Aim of the task:
The lines to copy are those in the records below that hold the word "Links".

Records for this exercise:
################

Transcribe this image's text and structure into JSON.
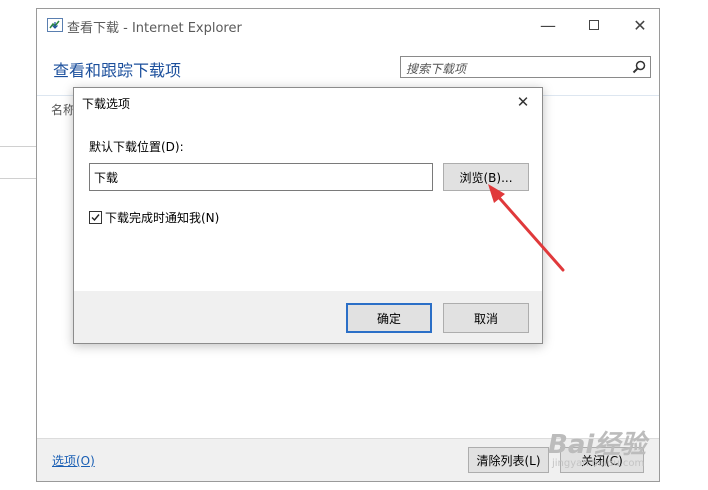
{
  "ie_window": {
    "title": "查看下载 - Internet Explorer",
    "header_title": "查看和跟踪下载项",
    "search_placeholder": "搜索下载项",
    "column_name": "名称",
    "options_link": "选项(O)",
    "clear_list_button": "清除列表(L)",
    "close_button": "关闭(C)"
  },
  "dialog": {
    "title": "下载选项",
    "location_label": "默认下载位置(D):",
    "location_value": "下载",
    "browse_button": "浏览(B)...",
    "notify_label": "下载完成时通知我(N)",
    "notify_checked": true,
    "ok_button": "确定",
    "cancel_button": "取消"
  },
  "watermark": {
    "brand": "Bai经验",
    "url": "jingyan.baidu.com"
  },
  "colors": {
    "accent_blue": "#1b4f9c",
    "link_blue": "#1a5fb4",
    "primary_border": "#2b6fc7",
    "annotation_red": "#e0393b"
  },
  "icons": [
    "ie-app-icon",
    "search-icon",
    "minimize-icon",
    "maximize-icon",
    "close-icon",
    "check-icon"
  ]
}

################

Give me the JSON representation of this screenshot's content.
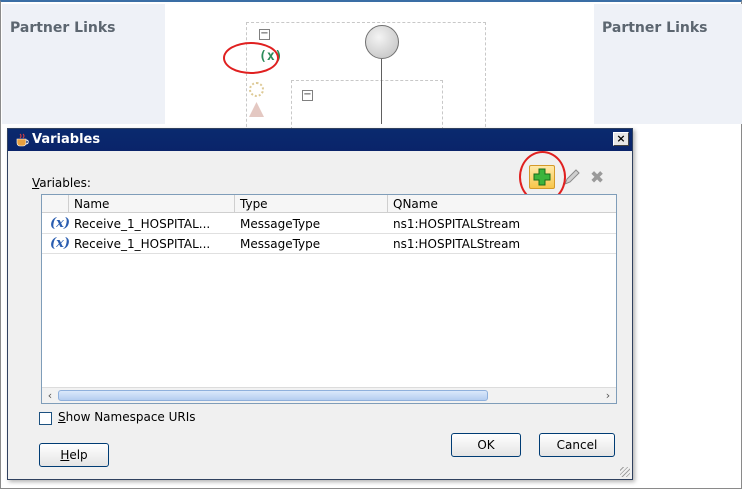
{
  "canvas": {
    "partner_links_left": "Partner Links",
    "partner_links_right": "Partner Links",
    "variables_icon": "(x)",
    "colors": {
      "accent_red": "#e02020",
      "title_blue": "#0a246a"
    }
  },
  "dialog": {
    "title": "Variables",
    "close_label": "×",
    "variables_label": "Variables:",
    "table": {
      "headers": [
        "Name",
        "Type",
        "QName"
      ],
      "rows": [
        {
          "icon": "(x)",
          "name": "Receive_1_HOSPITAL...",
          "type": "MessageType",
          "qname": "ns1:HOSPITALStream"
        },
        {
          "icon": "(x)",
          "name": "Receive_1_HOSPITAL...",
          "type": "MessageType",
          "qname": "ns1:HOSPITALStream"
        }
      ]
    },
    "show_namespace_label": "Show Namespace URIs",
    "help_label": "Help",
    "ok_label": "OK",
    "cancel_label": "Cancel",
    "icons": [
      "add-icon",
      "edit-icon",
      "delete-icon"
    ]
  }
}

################

Result for this task:
    "partner_links_left": "Partner Links",
    "partner_links_right": "Partner Links",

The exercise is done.